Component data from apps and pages
Content starts
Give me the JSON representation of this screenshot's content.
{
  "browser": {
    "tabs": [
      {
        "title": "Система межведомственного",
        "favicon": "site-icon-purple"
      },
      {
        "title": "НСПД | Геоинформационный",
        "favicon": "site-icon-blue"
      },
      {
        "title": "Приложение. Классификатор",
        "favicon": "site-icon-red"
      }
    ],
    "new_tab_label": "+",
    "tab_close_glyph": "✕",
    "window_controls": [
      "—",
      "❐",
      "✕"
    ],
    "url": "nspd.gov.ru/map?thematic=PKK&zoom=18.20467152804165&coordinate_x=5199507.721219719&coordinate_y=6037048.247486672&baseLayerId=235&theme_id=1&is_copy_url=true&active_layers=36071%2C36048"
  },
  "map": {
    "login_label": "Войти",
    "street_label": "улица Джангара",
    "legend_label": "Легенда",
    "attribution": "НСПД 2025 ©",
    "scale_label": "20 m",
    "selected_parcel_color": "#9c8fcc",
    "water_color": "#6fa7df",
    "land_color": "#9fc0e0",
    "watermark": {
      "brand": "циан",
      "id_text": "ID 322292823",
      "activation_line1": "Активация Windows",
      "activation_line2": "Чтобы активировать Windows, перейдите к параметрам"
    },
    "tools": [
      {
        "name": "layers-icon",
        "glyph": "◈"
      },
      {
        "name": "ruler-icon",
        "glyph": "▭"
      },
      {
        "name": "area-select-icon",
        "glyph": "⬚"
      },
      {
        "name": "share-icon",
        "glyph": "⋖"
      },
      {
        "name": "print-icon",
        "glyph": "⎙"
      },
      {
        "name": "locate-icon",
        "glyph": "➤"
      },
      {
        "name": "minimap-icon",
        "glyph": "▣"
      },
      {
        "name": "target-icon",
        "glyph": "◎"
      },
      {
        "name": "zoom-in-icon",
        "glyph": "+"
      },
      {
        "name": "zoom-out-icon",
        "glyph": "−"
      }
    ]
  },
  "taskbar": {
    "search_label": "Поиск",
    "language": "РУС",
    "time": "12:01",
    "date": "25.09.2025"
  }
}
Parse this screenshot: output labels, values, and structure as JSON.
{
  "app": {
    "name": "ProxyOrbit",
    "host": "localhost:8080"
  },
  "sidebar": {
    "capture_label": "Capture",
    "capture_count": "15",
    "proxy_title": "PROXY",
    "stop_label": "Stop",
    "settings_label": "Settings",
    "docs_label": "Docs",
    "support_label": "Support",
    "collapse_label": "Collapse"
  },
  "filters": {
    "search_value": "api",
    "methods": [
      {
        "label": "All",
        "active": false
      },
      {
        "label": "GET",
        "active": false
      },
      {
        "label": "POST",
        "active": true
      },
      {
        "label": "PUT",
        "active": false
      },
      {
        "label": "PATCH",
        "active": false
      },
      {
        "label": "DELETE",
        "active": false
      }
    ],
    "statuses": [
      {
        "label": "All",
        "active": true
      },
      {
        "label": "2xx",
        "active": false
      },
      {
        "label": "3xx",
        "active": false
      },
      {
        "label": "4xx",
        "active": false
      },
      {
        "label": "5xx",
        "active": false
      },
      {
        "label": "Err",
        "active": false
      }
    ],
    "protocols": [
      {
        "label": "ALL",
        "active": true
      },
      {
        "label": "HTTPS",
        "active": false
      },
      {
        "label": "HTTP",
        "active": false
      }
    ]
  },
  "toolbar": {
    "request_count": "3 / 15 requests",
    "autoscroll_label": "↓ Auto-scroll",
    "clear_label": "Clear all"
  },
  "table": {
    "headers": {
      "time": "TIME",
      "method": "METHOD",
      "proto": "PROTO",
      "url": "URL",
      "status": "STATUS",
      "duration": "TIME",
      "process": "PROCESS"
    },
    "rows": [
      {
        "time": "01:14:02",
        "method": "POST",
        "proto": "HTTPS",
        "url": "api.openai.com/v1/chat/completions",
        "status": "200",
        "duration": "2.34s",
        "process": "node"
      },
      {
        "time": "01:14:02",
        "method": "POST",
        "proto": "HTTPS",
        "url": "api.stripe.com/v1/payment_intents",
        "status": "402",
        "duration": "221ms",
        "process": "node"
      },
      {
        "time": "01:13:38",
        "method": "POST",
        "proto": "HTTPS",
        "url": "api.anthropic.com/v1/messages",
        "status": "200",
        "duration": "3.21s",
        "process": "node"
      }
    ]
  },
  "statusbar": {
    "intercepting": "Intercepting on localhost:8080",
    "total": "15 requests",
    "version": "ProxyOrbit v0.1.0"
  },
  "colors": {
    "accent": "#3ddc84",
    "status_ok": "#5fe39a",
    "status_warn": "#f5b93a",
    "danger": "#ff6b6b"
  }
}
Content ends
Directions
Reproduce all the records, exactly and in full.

Solution for this exercise
Give me the JSON representation of this screenshot's content.
{
  "browser": {
    "tabs": [
      {
        "title": "Система межведомственного",
        "favicon": "site-icon-purple"
      },
      {
        "title": "НСПД | Геоинформационный",
        "favicon": "site-icon-blue"
      },
      {
        "title": "Приложение. Классификатор",
        "favicon": "site-icon-red"
      }
    ],
    "new_tab_label": "+",
    "tab_close_glyph": "✕",
    "window_controls": [
      "—",
      "❐",
      "✕"
    ],
    "url": "nspd.gov.ru/map?thematic=PKK&zoom=18.20467152804165&coordinate_x=5199507.721219719&coordinate_y=6037048.247486672&baseLayerId=235&theme_id=1&is_copy_url=true&active_layers=36071%2C36048"
  },
  "map": {
    "login_label": "Войти",
    "street_label": "улица Джангара",
    "legend_label": "Легенда",
    "attribution": "НСПД 2025 ©",
    "scale_label": "20 m",
    "selected_parcel_color": "#9c8fcc",
    "water_color": "#6fa7df",
    "land_color": "#9fc0e0",
    "watermark": {
      "brand": "циан",
      "id_text": "ID 322292823",
      "activation_line1": "Активация Windows",
      "activation_line2": "Чтобы активировать Windows, перейдите к параметрам"
    },
    "tools": [
      {
        "name": "layers-icon",
        "glyph": "◈"
      },
      {
        "name": "ruler-icon",
        "glyph": "▭"
      },
      {
        "name": "area-select-icon",
        "glyph": "⬚"
      },
      {
        "name": "share-icon",
        "glyph": "⋖"
      },
      {
        "name": "print-icon",
        "glyph": "⎙"
      },
      {
        "name": "locate-icon",
        "glyph": "➤"
      },
      {
        "name": "minimap-icon",
        "glyph": "▣"
      },
      {
        "name": "target-icon",
        "glyph": "◎"
      },
      {
        "name": "zoom-in-icon",
        "glyph": "+"
      },
      {
        "name": "zoom-out-icon",
        "glyph": "−"
      }
    ]
  },
  "taskbar": {
    "search_label": "Поиск",
    "language": "РУС",
    "time": "12:01",
    "date": "25.09.2025"
  }
}
Parse this screenshot: output labels, values, and structure as JSON.
{
  "app": {
    "name": "ProxyOrbit",
    "host": "localhost:8080"
  },
  "sidebar": {
    "capture_label": "Capture",
    "capture_count": "15",
    "proxy_title": "PROXY",
    "stop_label": "Stop",
    "settings_label": "Settings",
    "docs_label": "Docs",
    "support_label": "Support",
    "collapse_label": "Collapse"
  },
  "filters": {
    "search_value": "api",
    "methods": [
      {
        "label": "All",
        "active": false
      },
      {
        "label": "GET",
        "active": false
      },
      {
        "label": "POST",
        "active": true
      },
      {
        "label": "PUT",
        "active": false
      },
      {
        "label": "PATCH",
        "active": false
      },
      {
        "label": "DELETE",
        "active": false
      }
    ],
    "statuses": [
      {
        "label": "All",
        "active": true
      },
      {
        "label": "2xx",
        "active": false
      },
      {
        "label": "3xx",
        "active": false
      },
      {
        "label": "4xx",
        "active": false
      },
      {
        "label": "5xx",
        "active": false
      },
      {
        "label": "Err",
        "active": false
      }
    ],
    "protocols": [
      {
        "label": "ALL",
        "active": true
      },
      {
        "label": "HTTPS",
        "active": false
      },
      {
        "label": "HTTP",
        "active": false
      }
    ]
  },
  "toolbar": {
    "request_count": "3 / 15 requests",
    "autoscroll_label": "↓ Auto-scroll",
    "clear_label": "Clear all"
  },
  "table": {
    "headers": {
      "time": "TIME",
      "method": "METHOD",
      "proto": "PROTO",
      "url": "URL",
      "status": "STATUS",
      "duration": "TIME",
      "process": "PROCESS"
    },
    "rows": [
      {
        "time": "01:14:02",
        "method": "POST",
        "proto": "HTTPS",
        "url": "api.openai.com/v1/chat/completions",
        "status": "200",
        "duration": "2.34s",
        "process": "node"
      },
      {
        "time": "01:14:02",
        "method": "POST",
        "proto": "HTTPS",
        "url": "api.stripe.com/v1/payment_intents",
        "status": "402",
        "duration": "221ms",
        "process": "node"
      },
      {
        "time": "01:13:38",
        "method": "POST",
        "proto": "HTTPS",
        "url": "api.anthropic.com/v1/messages",
        "status": "200",
        "duration": "3.21s",
        "process": "node"
      }
    ]
  },
  "statusbar": {
    "intercepting": "Intercepting on localhost:8080",
    "total": "15 requests",
    "version": "ProxyOrbit v0.1.0"
  },
  "colors": {
    "accent": "#3ddc84",
    "status_ok": "#5fe39a",
    "status_warn": "#f5b93a",
    "danger": "#ff6b6b"
  }
}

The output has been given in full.